Yeah, the Irish fought back. They did not quit. But this “thing of ours” is not about spunk and honor in defeat. It mandates and feeds on victory.
WHERE DOES THE OFFENSE GO FROM HERE?
Consider two meetings.
The first is Brian Kelly with himself, perhaps looking in the mirror while shaving. The most dangerous lies are the lies we tell to ourselves. And Kelly must ask himself “How did I, Brian Kelly, not see this coming, how did I let it happen?” And please answer honestly!
The second is with the offensive staff, and maybe even Golson. Denbrock must answer with Kelly as to how the whole offense was overrun. Alford must answer how Folston, 18 months into his Notre Dame career is so completely incompetent at blitz pickup. Hiestand must be asked what went wrong with 7 sacks, ten lost yardage plays and how we fix it, and Matt LaFleur must answer questions about Golson. “What are we as a staff doing now that we must STOP doing?” “What are we as an offensive staff now doing that we must improve or correct?” “What are we as an offensive staff NOT doing that we must START doing?”
And Golson must be asked, calmly, paternally, rehabilitatively, what we can do to help him and what he will do to help us. “Fix the problems, not the blame.”
22 plays. That is the total aggregate of turnovers committed, sacks allowed and plays for loss allowed.
That just won’t do.
WHAT’S AT STAKE NOW?
Certainly not a playoff birth. But suddenly, the rest of the season now becomes as important for 2015 and beyond as it does for successfully concluding 2014. This is a tricky time, as the playoff bubble has burst. The coaches and players have to decide RIGHT NOW how they’re going to respond against Northwestern, Louisville and USC and in a bowl game. That response, that level of dedication, focus and accountability, or its absence, will materialy impact 2015. With four games left, the coaches and team can commit to have the best four game stretch since 2012. Anything less…….
WHAT WILL WE SEE AGAINST NORTHWESTERN?
(1) A second tier program in a decaying conference. The Wildcats are 3-6 and several notches below Fitzgerald’s best squads.
(2) 50 years later, a fond memory of Ara Raoul Parseghian. Bum Phillips used to say that the mark of a great coach was “he can take your’n and beat his’n and take his’n and beat your’n”. Ara was the head coach for 13 Northwestern-Notre Dame games. Ara was 13-0, ND 9-4 and Northwestern 4-9 in those same 13 games. Somewhere, Bum Phillips smiled.
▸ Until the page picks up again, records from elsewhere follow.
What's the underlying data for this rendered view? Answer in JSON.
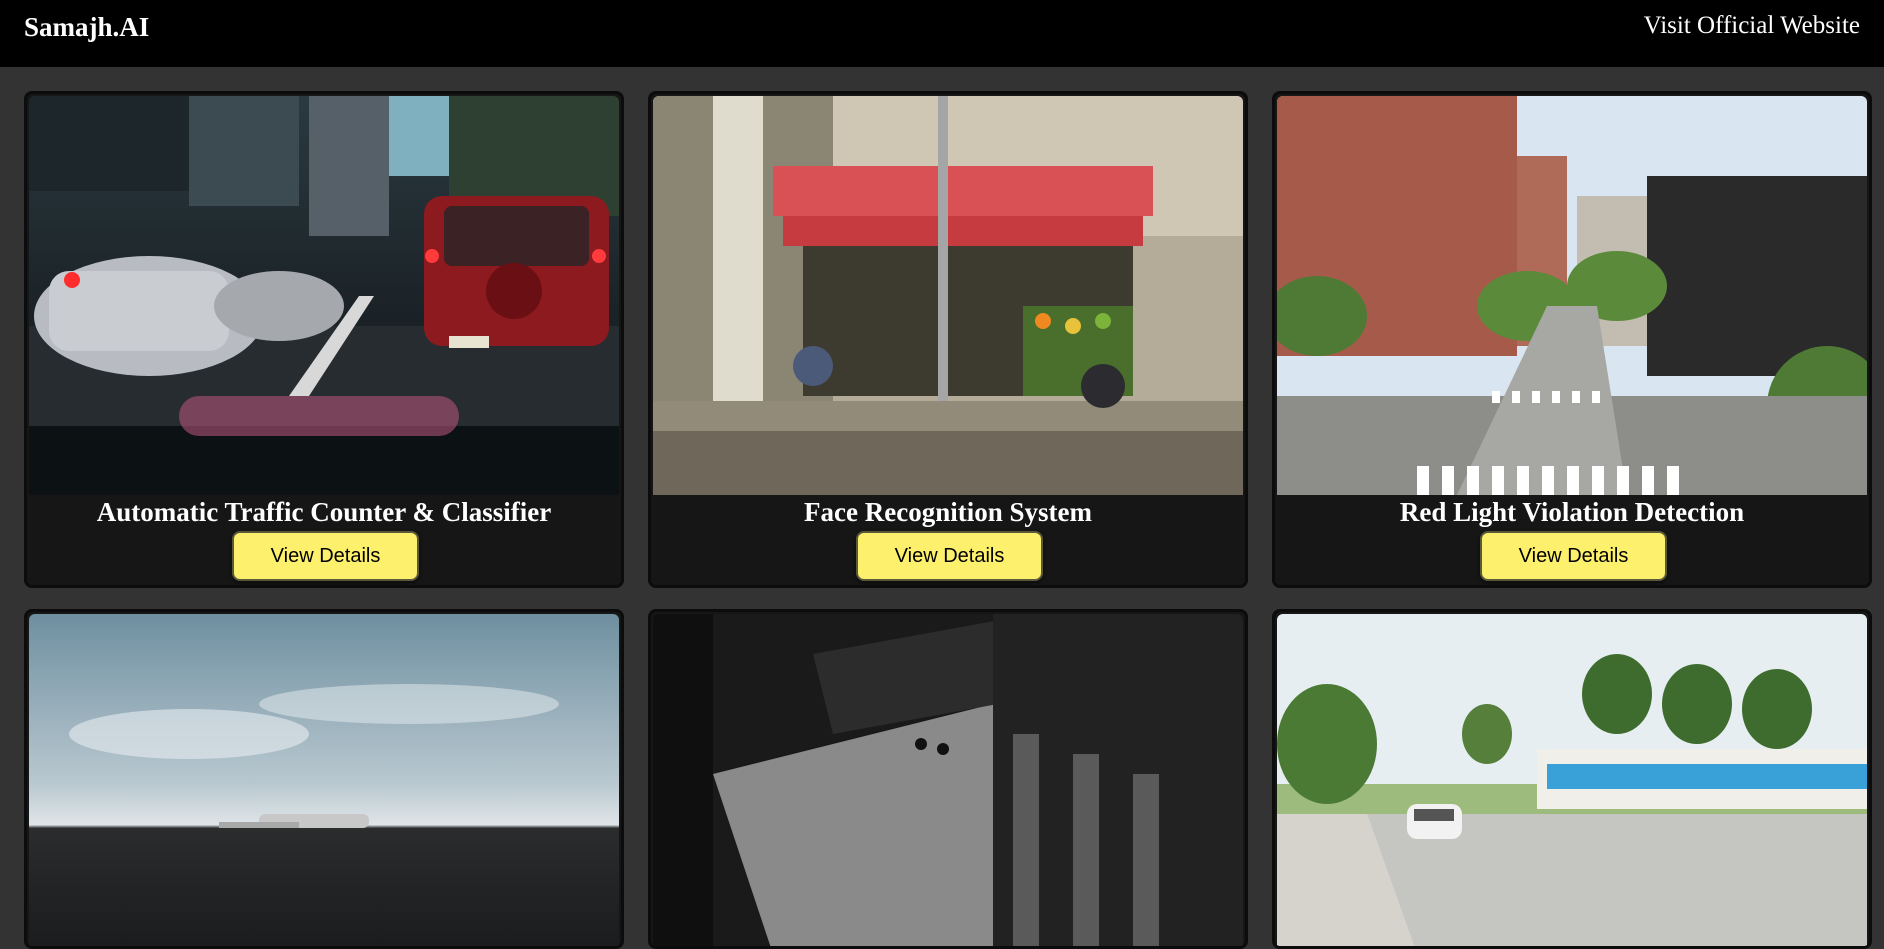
{
  "navbar": {
    "brand": "Samajh.AI",
    "link": "Visit Official Website"
  },
  "cards": [
    {
      "title": "Automatic Traffic Counter & Classifier",
      "button": "View Details",
      "image": "city-traffic-through-windshield"
    },
    {
      "title": "Face Recognition System",
      "button": "View Details",
      "image": "street-market-storefront"
    },
    {
      "title": "Red Light Violation Detection",
      "button": "View Details",
      "image": "city-crosswalk-intersection"
    },
    {
      "title": "",
      "button": "",
      "image": "plane-wreck-landscape"
    },
    {
      "title": "",
      "button": "",
      "image": "monochrome-courtyard"
    },
    {
      "title": "",
      "button": "",
      "image": "suburban-road-with-car"
    }
  ],
  "colors": {
    "page_background": "#333333",
    "navbar_background": "#000000",
    "card_background": "#161616",
    "button_background": "#fdf06c"
  }
}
(3) Northwestern scores 18 points per game, yields 23 points per game. They gain 324 yards per game, yield 373 per game. Their best win was against Wisconsin, their worst loss against Northern Illinois.
(4) Last chance for the Irish to play a lot of reserves, as two solid teams complete the regular season for the Irish: Louisville and USC.
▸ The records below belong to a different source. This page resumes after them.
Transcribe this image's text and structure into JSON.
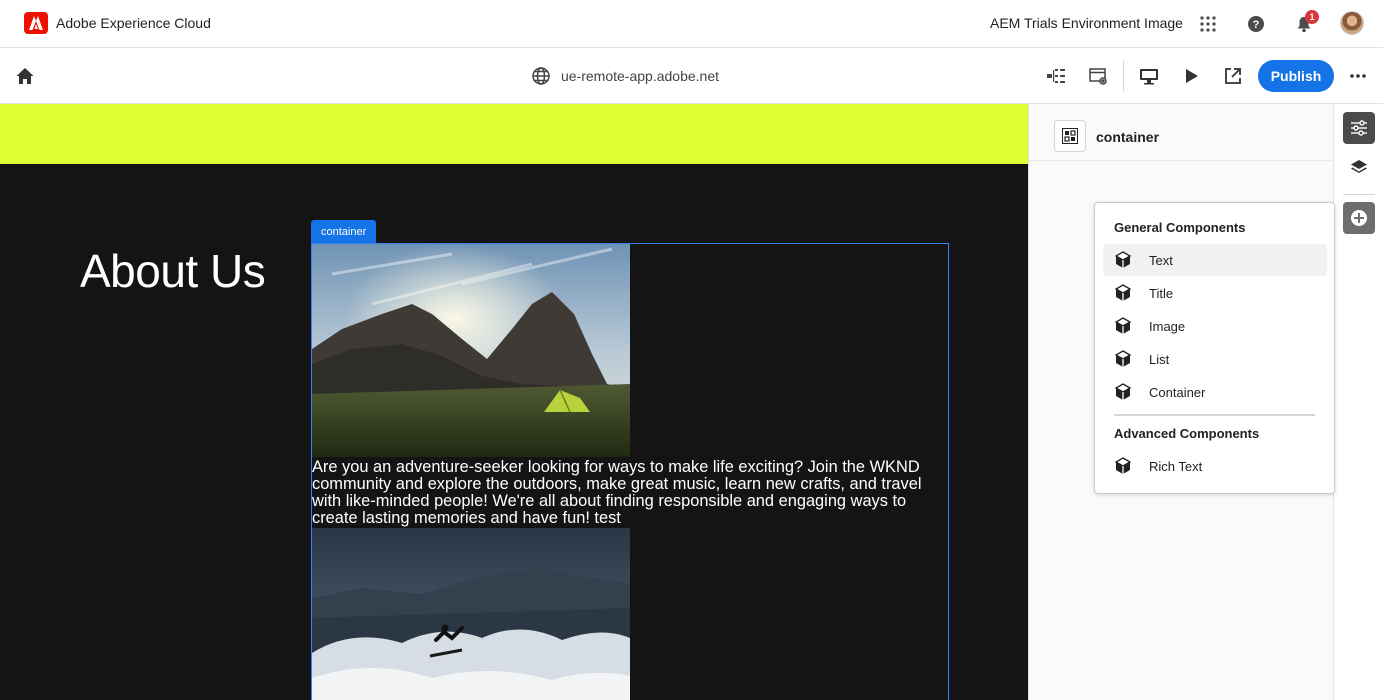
{
  "shell": {
    "brand": "Adobe Experience Cloud",
    "org": "AEM Trials Environment Image",
    "notifications_count": "1"
  },
  "toolbar": {
    "url": "ue-remote-app.adobe.net",
    "publish_label": "Publish"
  },
  "canvas": {
    "heading": "About Us",
    "container_tag": "container",
    "paragraph": "Are you an adventure-seeker looking for ways to make life exciting? Join the WKND community and explore the outdoors, make great music, learn new crafts, and travel with like-minded people! We're all about finding responsible and engaging ways to create lasting memories and have fun! test",
    "lime_color": "#deff33"
  },
  "panel": {
    "title": "container"
  },
  "add_menu": {
    "general_heading": "General Components",
    "general_items": [
      "Text",
      "Title",
      "Image",
      "List",
      "Container"
    ],
    "advanced_heading": "Advanced Components",
    "advanced_items": [
      "Rich Text"
    ]
  },
  "colors": {
    "accent": "#1473e6",
    "brand_red": "#eb1000"
  },
  "icons": {
    "shell": [
      "adobe-logo-icon",
      "apps-grid-icon",
      "help-icon",
      "bell-icon",
      "avatar"
    ],
    "toolbar": [
      "home-icon",
      "globe-icon",
      "content-tree-icon",
      "properties-icon",
      "desktop-icon",
      "preview-play-icon",
      "open-external-icon",
      "more-icon"
    ],
    "rail": [
      "properties-sliders-icon",
      "layers-icon",
      "add-circle-icon"
    ]
  }
}
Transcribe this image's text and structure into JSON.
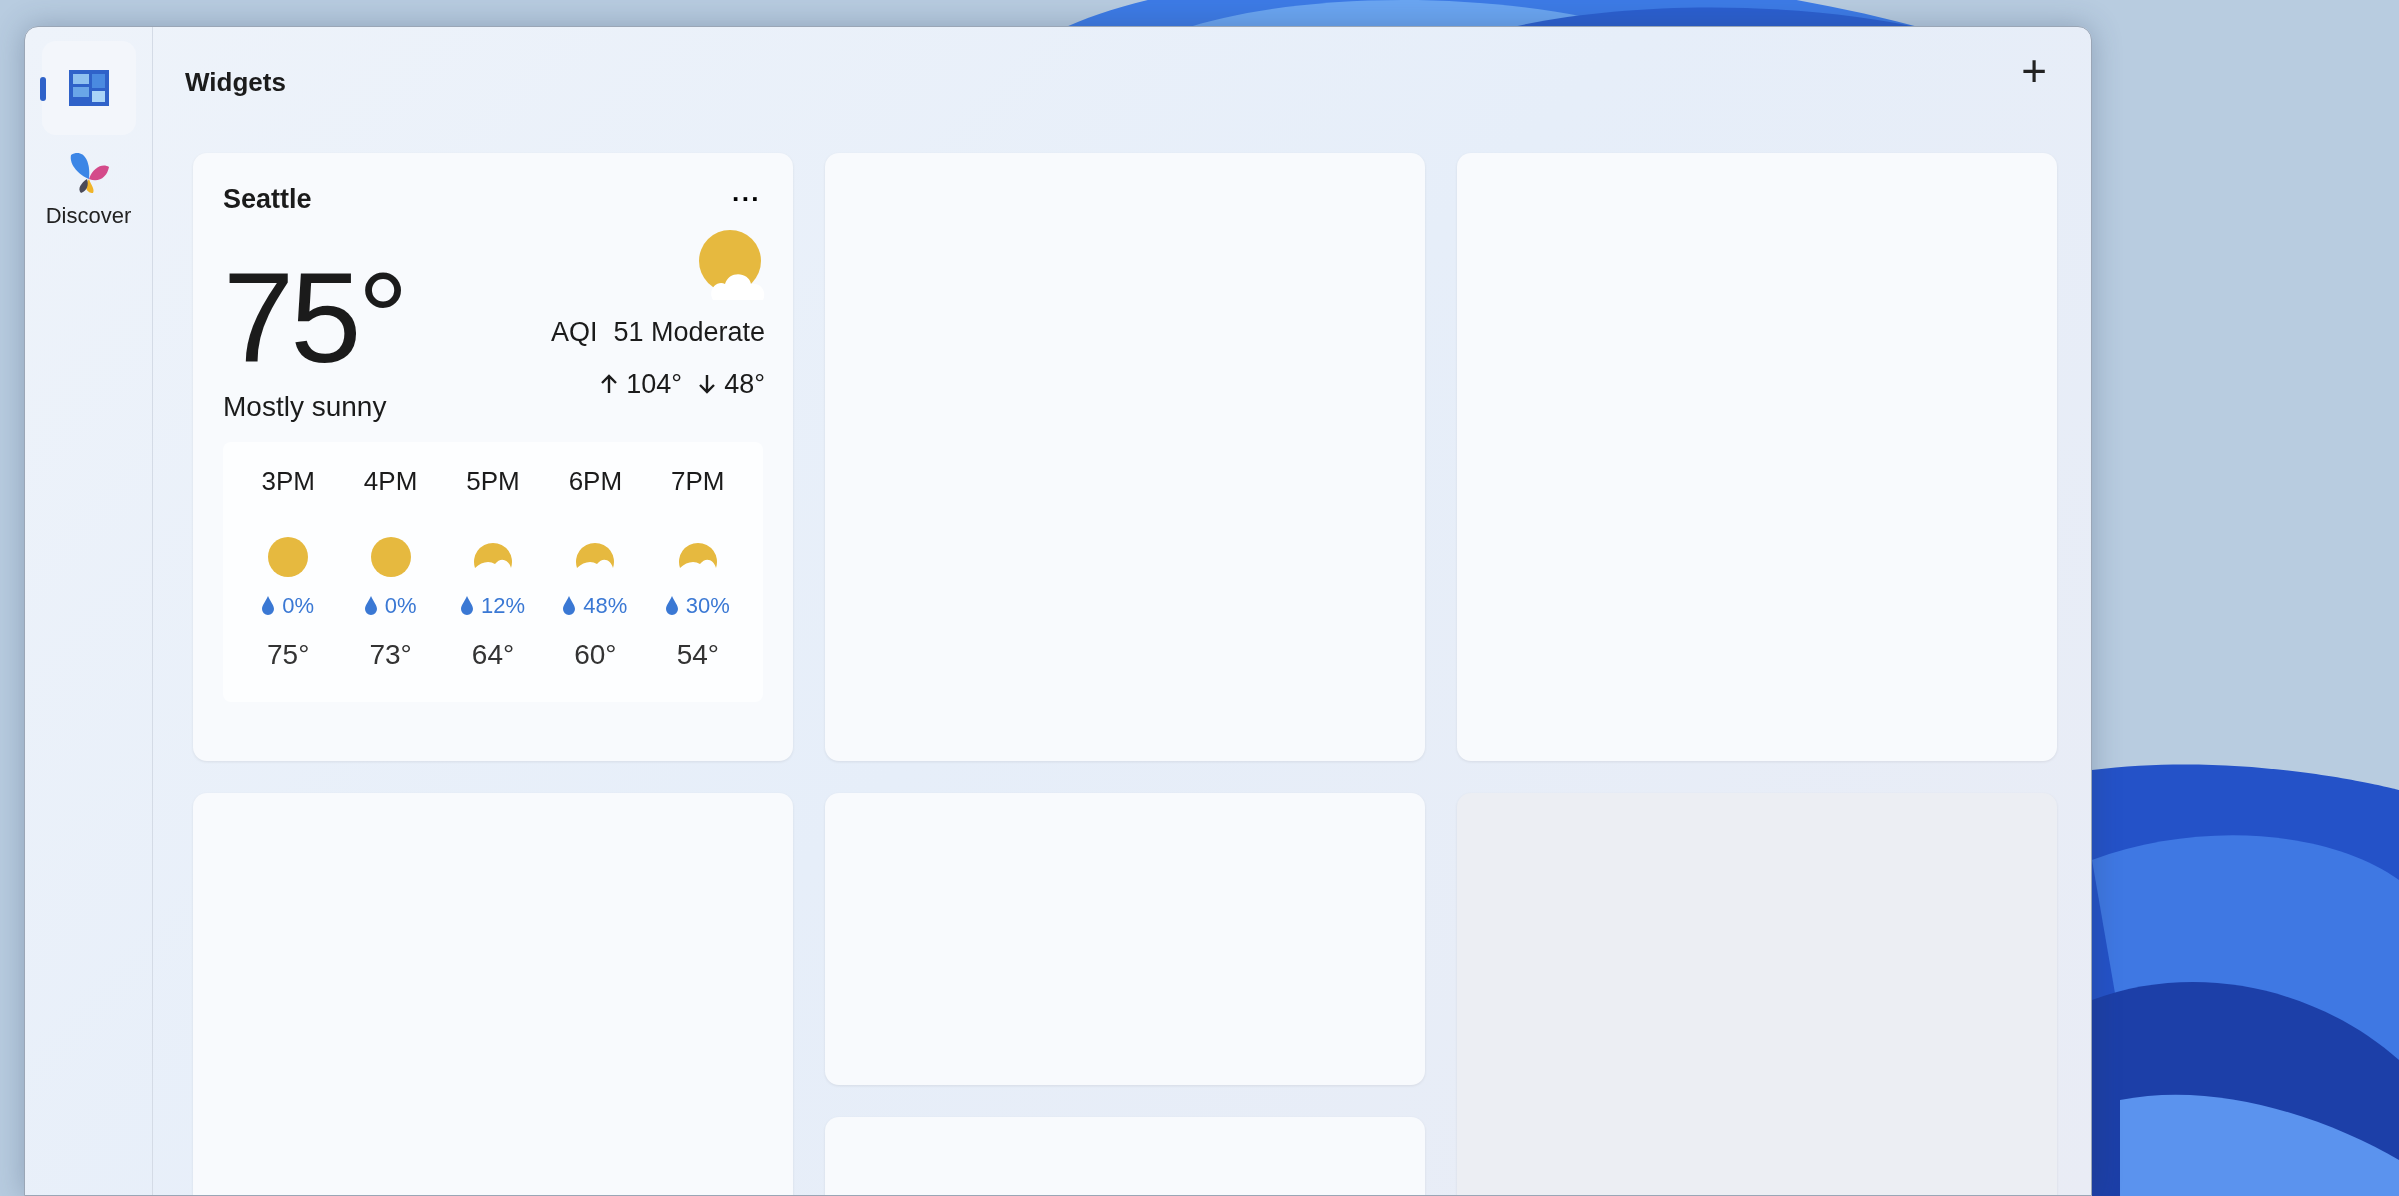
{
  "sidebar": {
    "items": [
      {
        "kind": "widgets",
        "selected": true
      },
      {
        "kind": "discover",
        "label": "Discover",
        "selected": false
      }
    ]
  },
  "header": {
    "title": "Widgets",
    "add_symbol": "+"
  },
  "weather": {
    "city": "Seattle",
    "more": "···",
    "temperature": "75°",
    "condition": "Mostly sunny",
    "aqi_label": "AQI",
    "aqi_value": "51 Moderate",
    "high": "104°",
    "low": "48°",
    "hourly": [
      {
        "time": "3PM",
        "kind": "sunny",
        "precip": "0%",
        "temp": "75°"
      },
      {
        "time": "4PM",
        "kind": "sunny",
        "precip": "0%",
        "temp": "73°"
      },
      {
        "time": "5PM",
        "kind": "partly",
        "precip": "12%",
        "temp": "64°"
      },
      {
        "time": "6PM",
        "kind": "partly",
        "precip": "48%",
        "temp": "60°"
      },
      {
        "time": "7PM",
        "kind": "partly",
        "precip": "30%",
        "temp": "54°"
      }
    ]
  },
  "columns": [
    [
      {
        "kind": "weather"
      },
      {
        "kind": "tall"
      }
    ],
    [
      {
        "kind": "tall"
      },
      {
        "kind": "short"
      },
      {
        "kind": "tall"
      }
    ],
    [
      {
        "kind": "tall"
      },
      {
        "kind": "shaded"
      }
    ]
  ]
}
For those who want the Irish to fight back and respond to the embarrassment in Tempe, it makes sense, and moral and emotional symmetry, to get all in and root hard for the squad.